The DGWG consists of people and groups within the Kuskokwim River region and throughout Alaska who are concerned about the future of the land and water surrounding the proposed mine. We encourage active participation from people that share our concerns or have information to offer. You can view a roster of our group by clicking here.
"The Donlin Creek Working Group aims to be a transparent, publicly-accessible informational resource and forum to those concerned about the Donlin Creek Mine’s impacts on the region’s land, air, and water.”
A brief overview of the proposed mine:
mercury contamination, which can severely impact fish.
pit would be
The permitting process for the mine is underway. In August, 2012, Donlin Gold submitted a Plan of Operations and the Wetlands Permit Application under Section 404 of the U.S. Clean Water Act to the federal and state regulators, initiating the permitting process. As required by the National Environmental Protection Act, permitting the mine will require an environmental impact statement (EIS). The US Army Corps of Engineers has contracted URS Alaska, LLC to conduct the EIS. Scoping for the EIS will occur December 14, 2012- March 29, 2013.
Huge amounts of energy will be required to power this remote mine. Donlin Gold proposes to run a 313-mile, small-diameter (14-inch) natural gas pipeline from the west side of Cook Inlet to the mine. A 100 foot wide right of way would be cleared along the route of the pipeline, along with airstrips, camps, and roads. The pipeline would be capable of transporting approximately 50 million standard cubic feet per day of natural gas.
Click here to go to the Donlin LLC website.
Welcome to the Donlin Gold Working Group (DGWG) Home Page.
PERMITTING HAS BEGUN! Click here for the EIS homepage
CLICK HERE TO READ SCOPING COMMENTS FROM VARIOUS COMMENTERS WITHIN THE WORKING GROUP. (scroll to the bottom of the page)
The DGWG was created as a response to the proposed Donlin Gold Mine, in the Kuskokwim River Watershed of southwest Alaska. This website was created to serve four main purposes:

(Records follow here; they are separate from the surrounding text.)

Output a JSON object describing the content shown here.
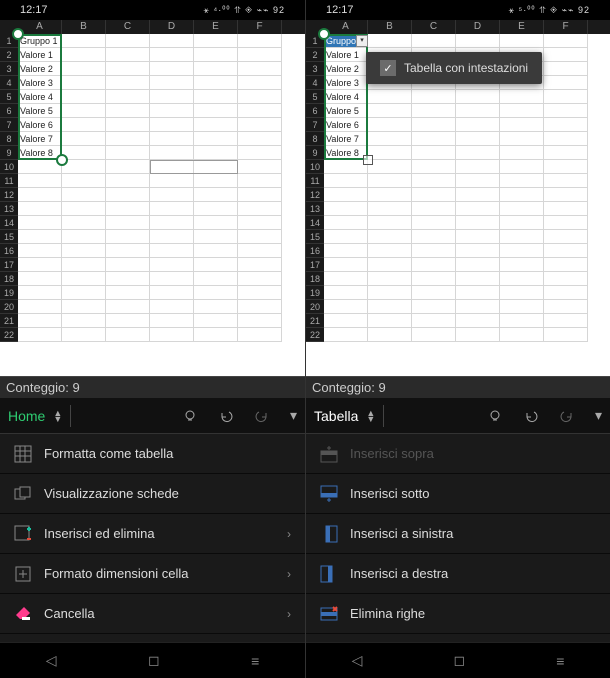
{
  "statusbar": {
    "time": "12:17",
    "icons_left": "⚹ ⁴·⁰⁰ ⥣ ◈ ⌁⌁ 92",
    "icons_right": "⚹ ⁵·⁰⁰ ⥣ ◈ ⌁⌁ 92"
  },
  "columns": [
    "A",
    "B",
    "C",
    "D",
    "E",
    "F"
  ],
  "rows22": [
    "1",
    "2",
    "3",
    "4",
    "5",
    "6",
    "7",
    "8",
    "9",
    "10",
    "11",
    "12",
    "13",
    "14",
    "15",
    "16",
    "17",
    "18",
    "19",
    "20",
    "21",
    "22"
  ],
  "dataA": [
    "Gruppo 1",
    "Valore 1",
    "Valore 2",
    "Valore 3",
    "Valore 4",
    "Valore 5",
    "Valore 6",
    "Valore 7",
    "Valore 8"
  ],
  "countbar": {
    "label": "Conteggio: 9"
  },
  "tooltip": {
    "text": "Tabella con intestazioni"
  },
  "ribbon": {
    "left": {
      "name": "Home"
    },
    "right": {
      "name": "Tabella"
    }
  },
  "menu_left": [
    {
      "key": "formatta",
      "label": "Formatta come tabella",
      "chevron": false
    },
    {
      "key": "visualizza",
      "label": "Visualizzazione schede",
      "chevron": false
    },
    {
      "key": "inserisci-elimina",
      "label": "Inserisci ed elimina",
      "chevron": true
    },
    {
      "key": "dimensioni",
      "label": "Formato dimensioni cella",
      "chevron": true
    },
    {
      "key": "cancella",
      "label": "Cancella",
      "chevron": true
    }
  ],
  "menu_right": [
    {
      "key": "ins-sopra",
      "label": "Inserisci sopra",
      "disabled": true
    },
    {
      "key": "ins-sotto",
      "label": "Inserisci sotto"
    },
    {
      "key": "ins-sinistra",
      "label": "Inserisci a sinistra"
    },
    {
      "key": "ins-destra",
      "label": "Inserisci a destra"
    },
    {
      "key": "elimina-righe",
      "label": "Elimina righe"
    }
  ]
}
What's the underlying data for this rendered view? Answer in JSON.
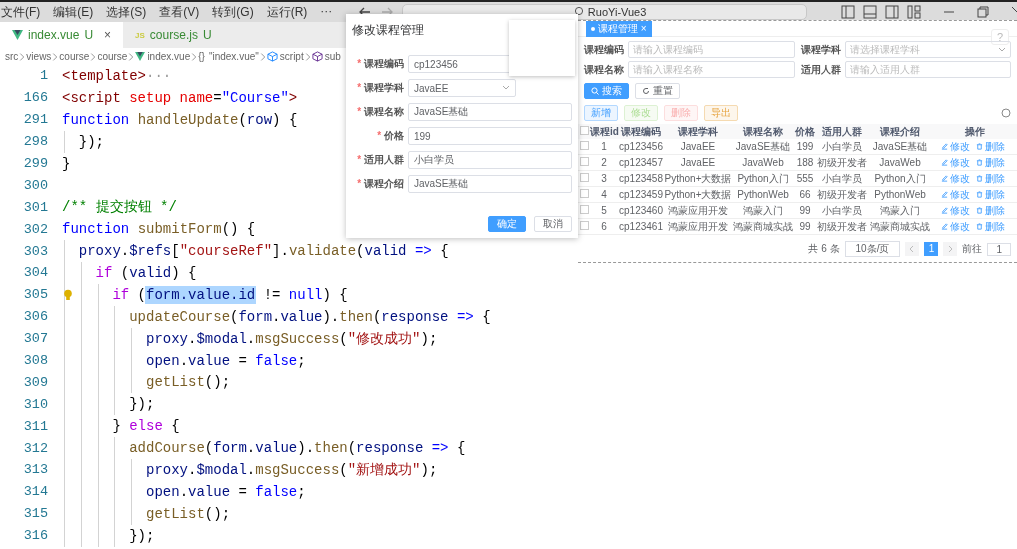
{
  "menu": [
    "文件(F)",
    "编辑(E)",
    "选择(S)",
    "查看(V)",
    "转到(G)",
    "运行(R)",
    "···"
  ],
  "command_center": {
    "text": "RuoYi-Vue3"
  },
  "tabs": [
    {
      "label": "index.vue",
      "status": "U",
      "kind": "vue",
      "close": "×",
      "selected": true
    },
    {
      "label": "course.js",
      "status": "U",
      "kind": "js",
      "icon_text": "JS",
      "selected": false
    }
  ],
  "breadcrumb": [
    {
      "text": "src",
      "kind": "plain"
    },
    {
      "text": "views",
      "kind": "plain"
    },
    {
      "text": "course",
      "kind": "plain"
    },
    {
      "text": "course",
      "kind": "plain"
    },
    {
      "text": "index.vue",
      "kind": "vue"
    },
    {
      "text": "\"index.vue\"",
      "kind": "object",
      "prefix": "{}"
    },
    {
      "text": "script",
      "kind": "module"
    },
    {
      "text": "sub",
      "kind": "method"
    }
  ],
  "code_lines": [
    {
      "number": "1",
      "tokens": [
        {
          "text": "<template>",
          "kind": "tag"
        },
        {
          "text": "···",
          "kind": "fold"
        }
      ]
    },
    {
      "number": "166",
      "tokens": [
        {
          "text": "<script",
          "kind": "tag"
        },
        {
          "text": " setup name",
          "kind": "attr"
        },
        {
          "text": "=",
          "kind": "punct"
        },
        {
          "text": "\"Course\"",
          "kind": "attrval"
        },
        {
          "text": ">",
          "kind": "tag"
        }
      ]
    },
    {
      "number": "291",
      "tokens": [
        {
          "text": "function ",
          "kind": "keyword"
        },
        {
          "text": "handleUpdate",
          "kind": "func"
        },
        {
          "text": "(",
          "kind": "punct"
        },
        {
          "text": "row",
          "kind": "variable"
        },
        {
          "text": ") {",
          "kind": "punct"
        }
      ]
    },
    {
      "number": "298",
      "tokens": [
        {
          "text": "  });",
          "kind": "punct"
        }
      ]
    },
    {
      "number": "299",
      "tokens": [
        {
          "text": "}",
          "kind": "punct"
        }
      ]
    },
    {
      "number": "300"
    },
    {
      "number": "301",
      "tokens": [
        {
          "text": "/** 提交按钮 */",
          "kind": "comment"
        }
      ]
    },
    {
      "number": "302",
      "tokens": [
        {
          "text": "function ",
          "kind": "keyword"
        },
        {
          "text": "submitForm",
          "kind": "func"
        },
        {
          "text": "() {",
          "kind": "punct"
        }
      ]
    },
    {
      "number": "303",
      "tokens": [
        {
          "text": "  proxy",
          "kind": "variable"
        },
        {
          "text": ".",
          "kind": "punct"
        },
        {
          "text": "$refs",
          "kind": "variable"
        },
        {
          "text": "[",
          "kind": "punct"
        },
        {
          "text": "\"courseRef\"",
          "kind": "string"
        },
        {
          "text": "].",
          "kind": "punct"
        },
        {
          "text": "validate",
          "kind": "func"
        },
        {
          "text": "(",
          "kind": "punct"
        },
        {
          "text": "valid",
          "kind": "variable"
        },
        {
          "text": " =>",
          "kind": "keyword"
        },
        {
          "text": " {",
          "kind": "punct"
        }
      ]
    },
    {
      "number": "304",
      "tokens": [
        {
          "text": "    if",
          "kind": "control"
        },
        {
          "text": " (",
          "kind": "punct"
        },
        {
          "text": "valid",
          "kind": "variable"
        },
        {
          "text": ") {",
          "kind": "punct"
        }
      ]
    },
    {
      "number": "305",
      "hint": true,
      "tokens": [
        {
          "text": "      if",
          "kind": "control"
        },
        {
          "text": " (",
          "kind": "punct"
        },
        {
          "text": "form.value.id",
          "kind": "variable",
          "highlighted": true
        },
        {
          "text": " != ",
          "kind": "punct"
        },
        {
          "text": "null",
          "kind": "keyword"
        },
        {
          "text": ") {",
          "kind": "punct"
        }
      ]
    },
    {
      "number": "306",
      "tokens": [
        {
          "text": "        updateCourse",
          "kind": "func"
        },
        {
          "text": "(",
          "kind": "punct"
        },
        {
          "text": "form",
          "kind": "variable"
        },
        {
          "text": ".",
          "kind": "punct"
        },
        {
          "text": "value",
          "kind": "variable"
        },
        {
          "text": ").",
          "kind": "punct"
        },
        {
          "text": "then",
          "kind": "func"
        },
        {
          "text": "(",
          "kind": "punct"
        },
        {
          "text": "response",
          "kind": "variable"
        },
        {
          "text": " =>",
          "kind": "keyword"
        },
        {
          "text": " {",
          "kind": "punct"
        }
      ]
    },
    {
      "number": "307",
      "tokens": [
        {
          "text": "          proxy",
          "kind": "variable"
        },
        {
          "text": ".",
          "kind": "punct"
        },
        {
          "text": "$modal",
          "kind": "variable"
        },
        {
          "text": ".",
          "kind": "punct"
        },
        {
          "text": "msgSuccess",
          "kind": "func"
        },
        {
          "text": "(",
          "kind": "punct"
        },
        {
          "text": "\"修改成功\"",
          "kind": "string"
        },
        {
          "text": ");",
          "kind": "punct"
        }
      ]
    },
    {
      "number": "308",
      "tokens": [
        {
          "text": "          open",
          "kind": "variable"
        },
        {
          "text": ".",
          "kind": "punct"
        },
        {
          "text": "value",
          "kind": "variable"
        },
        {
          "text": " = ",
          "kind": "punct"
        },
        {
          "text": "false",
          "kind": "keyword"
        },
        {
          "text": ";",
          "kind": "punct"
        }
      ]
    },
    {
      "number": "309",
      "tokens": [
        {
          "text": "          getList",
          "kind": "func"
        },
        {
          "text": "();",
          "kind": "punct"
        }
      ]
    },
    {
      "number": "310",
      "tokens": [
        {
          "text": "        });",
          "kind": "punct"
        }
      ]
    },
    {
      "number": "311",
      "tokens": [
        {
          "text": "      } ",
          "kind": "punct"
        },
        {
          "text": "else",
          "kind": "control"
        },
        {
          "text": " {",
          "kind": "punct"
        }
      ]
    },
    {
      "number": "312",
      "tokens": [
        {
          "text": "        addCourse",
          "kind": "func"
        },
        {
          "text": "(",
          "kind": "punct"
        },
        {
          "text": "form",
          "kind": "variable"
        },
        {
          "text": ".",
          "kind": "punct"
        },
        {
          "text": "value",
          "kind": "variable"
        },
        {
          "text": ").",
          "kind": "punct"
        },
        {
          "text": "then",
          "kind": "func"
        },
        {
          "text": "(",
          "kind": "punct"
        },
        {
          "text": "response",
          "kind": "variable"
        },
        {
          "text": " =>",
          "kind": "keyword"
        },
        {
          "text": " {",
          "kind": "punct"
        }
      ]
    },
    {
      "number": "313",
      "tokens": [
        {
          "text": "          proxy",
          "kind": "variable"
        },
        {
          "text": ".",
          "kind": "punct"
        },
        {
          "text": "$modal",
          "kind": "variable"
        },
        {
          "text": ".",
          "kind": "punct"
        },
        {
          "text": "msgSuccess",
          "kind": "func"
        },
        {
          "text": "(",
          "kind": "punct"
        },
        {
          "text": "\"新增成功\"",
          "kind": "string"
        },
        {
          "text": ");",
          "kind": "punct"
        }
      ]
    },
    {
      "number": "314",
      "tokens": [
        {
          "text": "          open",
          "kind": "variable"
        },
        {
          "text": ".",
          "kind": "punct"
        },
        {
          "text": "value",
          "kind": "variable"
        },
        {
          "text": " = ",
          "kind": "punct"
        },
        {
          "text": "false",
          "kind": "keyword"
        },
        {
          "text": ";",
          "kind": "punct"
        }
      ]
    },
    {
      "number": "315",
      "tokens": [
        {
          "text": "          getList",
          "kind": "func"
        },
        {
          "text": "();",
          "kind": "punct"
        }
      ]
    },
    {
      "number": "316",
      "tokens": [
        {
          "text": "        });",
          "kind": "punct"
        }
      ]
    }
  ],
  "web_page": {
    "tab": {
      "label": "课程管理",
      "close": "×",
      "selected": true
    },
    "help": "?",
    "search_fields": [
      {
        "label": "课程编码",
        "placeholder": "请输入课程编码",
        "kind": "input"
      },
      {
        "label": "课程学科",
        "placeholder": "请选择课程学科",
        "kind": "select"
      },
      {
        "label": "课程名称",
        "placeholder": "请输入课程名称",
        "kind": "input"
      },
      {
        "label": "适用人群",
        "placeholder": "请输入适用人群",
        "kind": "input"
      }
    ],
    "search_buttons": [
      {
        "label": "搜索",
        "kind": "primary"
      },
      {
        "label": "重置",
        "kind": "default"
      }
    ],
    "toolbar": [
      {
        "label": "新增",
        "kind": "primary",
        "disabled": false
      },
      {
        "label": "修改",
        "kind": "success",
        "disabled": true
      },
      {
        "label": "删除",
        "kind": "danger",
        "disabled": true
      },
      {
        "label": "导出",
        "kind": "warning",
        "disabled": false
      }
    ],
    "table": {
      "all_checked": false,
      "columns": [
        "课程id",
        "课程编码",
        "课程学科",
        "课程名称",
        "价格",
        "适用人群",
        "课程介绍",
        "操作"
      ],
      "rows": [
        {
          "checked": false,
          "cells": [
            "1",
            "cp123456",
            "JavaEE",
            "JavaSE基础",
            "199",
            "小白学员",
            "JavaSE基础"
          ],
          "actions": [
            "修改",
            "删除"
          ]
        },
        {
          "checked": false,
          "cells": [
            "2",
            "cp123457",
            "JavaEE",
            "JavaWeb",
            "188",
            "初级开发者",
            "JavaWeb"
          ],
          "actions": [
            "修改",
            "删除"
          ]
        },
        {
          "checked": false,
          "cells": [
            "3",
            "cp123458",
            "Python+大数据",
            "Python入门",
            "555",
            "小白学员",
            "Python入门"
          ],
          "actions": [
            "修改",
            "删除"
          ]
        },
        {
          "checked": false,
          "cells": [
            "4",
            "cp123459",
            "Python+大数据",
            "PythonWeb",
            "66",
            "初级开发者",
            "PythonWeb"
          ],
          "actions": [
            "修改",
            "删除"
          ]
        },
        {
          "checked": false,
          "cells": [
            "5",
            "cp123460",
            "鸿蒙应用开发",
            "鸿蒙入门",
            "99",
            "小白学员",
            "鸿蒙入门"
          ],
          "actions": [
            "修改",
            "删除"
          ]
        },
        {
          "checked": false,
          "cells": [
            "6",
            "cp123461",
            "鸿蒙应用开发",
            "鸿蒙商城实战",
            "99",
            "初级开发者",
            "鸿蒙商城实战"
          ],
          "actions": [
            "修改",
            "删除"
          ]
        }
      ]
    },
    "pagination": {
      "total": "共 6 条",
      "page_size": "10条/页",
      "pages": [
        {
          "label": "1",
          "selected": true
        }
      ],
      "goto_label": "前往",
      "goto_value": "1"
    }
  },
  "dialog": {
    "title": "修改课程管理",
    "fields": [
      {
        "label": "课程编码",
        "required_mark": "*",
        "value": "cp123456",
        "kind": "input"
      },
      {
        "label": "课程学科",
        "required_mark": "*",
        "value": "JavaEE",
        "kind": "select"
      },
      {
        "label": "课程名称",
        "required_mark": "*",
        "value": "JavaSE基础",
        "kind": "input"
      },
      {
        "label": "价格",
        "required_mark": "*",
        "value": "199",
        "kind": "input"
      },
      {
        "label": "适用人群",
        "required_mark": "*",
        "value": "小白学员",
        "kind": "input"
      },
      {
        "label": "课程介绍",
        "required_mark": "*",
        "value": "JavaSE基础",
        "kind": "input"
      }
    ],
    "buttons": [
      {
        "label": "确定",
        "kind": "primary"
      },
      {
        "label": "取消",
        "kind": "default"
      }
    ]
  }
}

1.) To provide information about the possible environmental impacts of developing the mine
2.) To provide information and facilitate discussion about the permitting process
3.) To host important files, such as maps, photos, and important studies
4.) To collect comments about all of the above
We hope this can serve as a central resource through which it will be easy to find the information you need about the mine, its impacts, and the permitting process. Please have a look at the various topics on the left. It is our hope that this website will allow for a stronger permitting process that takes into account all Alaskans, but most importantly, people in the region.
A lot of work and research has been done already on Donlin, so you will find many links to other sites as well as some original content here. Many files linked from this site can also be found in the file directory in the menu on the left. Finally, this site is a work in progress. You can help make it better.
(above photo: Russian Mountains and the Kuskokwim River near Crooked Creek, by David Griso)
HOW TO USE THIS SITE:
Anyone can view this site, but to use it interactively you'll need to email me (Jill Yordy) so I can list you as a user. You'll also be able to upload documents, photos, and maps. If you don't want to bother with any of this, just email or call me (907-452-5021 x28) and let me know what you'd like to add or say and I'll do it for you.
When you get the invitation email to use the site, you will need to have a Google account. It only takes a minute to get one and it's free. You can either follow the instructions in the invitation email or do it right now by clicking here. Once you're a user, I encourage you to comment on items and share documents, but please use caution if you go into the editing system so we don't lose content. Keep in mind that every action on the site is permanently logged so I'll know who changed or removed anything.
Thanks for your interest. This is a big project and I think it deserves all the collective input we can gather. As long as it's not offensive to anyone else, we encourage people to write about what they think about the mine.
I encourage you to email me for more information, and to contact anyone in the roster who might be better suited to answer your questions. You can also call me at (907) 452-5021.